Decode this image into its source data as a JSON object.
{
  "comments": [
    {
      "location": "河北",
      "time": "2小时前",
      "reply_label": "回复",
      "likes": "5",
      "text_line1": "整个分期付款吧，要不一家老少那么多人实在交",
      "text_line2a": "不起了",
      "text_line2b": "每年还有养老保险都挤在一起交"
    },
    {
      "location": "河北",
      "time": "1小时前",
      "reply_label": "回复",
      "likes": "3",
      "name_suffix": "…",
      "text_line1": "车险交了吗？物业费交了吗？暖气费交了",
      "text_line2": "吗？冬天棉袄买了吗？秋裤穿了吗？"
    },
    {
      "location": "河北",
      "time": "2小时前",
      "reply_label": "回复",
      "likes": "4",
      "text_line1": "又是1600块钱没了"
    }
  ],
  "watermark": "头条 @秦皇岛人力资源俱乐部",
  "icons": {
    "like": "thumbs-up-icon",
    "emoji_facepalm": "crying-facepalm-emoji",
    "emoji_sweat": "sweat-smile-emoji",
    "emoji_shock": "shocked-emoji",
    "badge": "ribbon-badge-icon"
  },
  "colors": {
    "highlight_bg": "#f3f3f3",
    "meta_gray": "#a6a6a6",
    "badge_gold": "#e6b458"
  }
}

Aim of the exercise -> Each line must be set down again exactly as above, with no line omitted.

The answer ->
Decode this image into its source data as a JSON object.
{
  "comments": [
    {
      "location": "河北",
      "time": "2小时前",
      "reply_label": "回复",
      "likes": "5",
      "text_line1": "整个分期付款吧，要不一家老少那么多人实在交",
      "text_line2a": "不起了",
      "text_line2b": "每年还有养老保险都挤在一起交"
    },
    {
      "location": "河北",
      "time": "1小时前",
      "reply_label": "回复",
      "likes": "3",
      "name_suffix": "…",
      "text_line1": "车险交了吗？物业费交了吗？暖气费交了",
      "text_line2": "吗？冬天棉袄买了吗？秋裤穿了吗？"
    },
    {
      "location": "河北",
      "time": "2小时前",
      "reply_label": "回复",
      "likes": "4",
      "text_line1": "又是1600块钱没了"
    }
  ],
  "watermark": "头条 @秦皇岛人力资源俱乐部",
  "icons": {
    "like": "thumbs-up-icon",
    "emoji_facepalm": "crying-facepalm-emoji",
    "emoji_sweat": "sweat-smile-emoji",
    "emoji_shock": "shocked-emoji",
    "badge": "ribbon-badge-icon"
  },
  "colors": {
    "highlight_bg": "#f3f3f3",
    "meta_gray": "#a6a6a6",
    "badge_gold": "#e6b458"
  }
}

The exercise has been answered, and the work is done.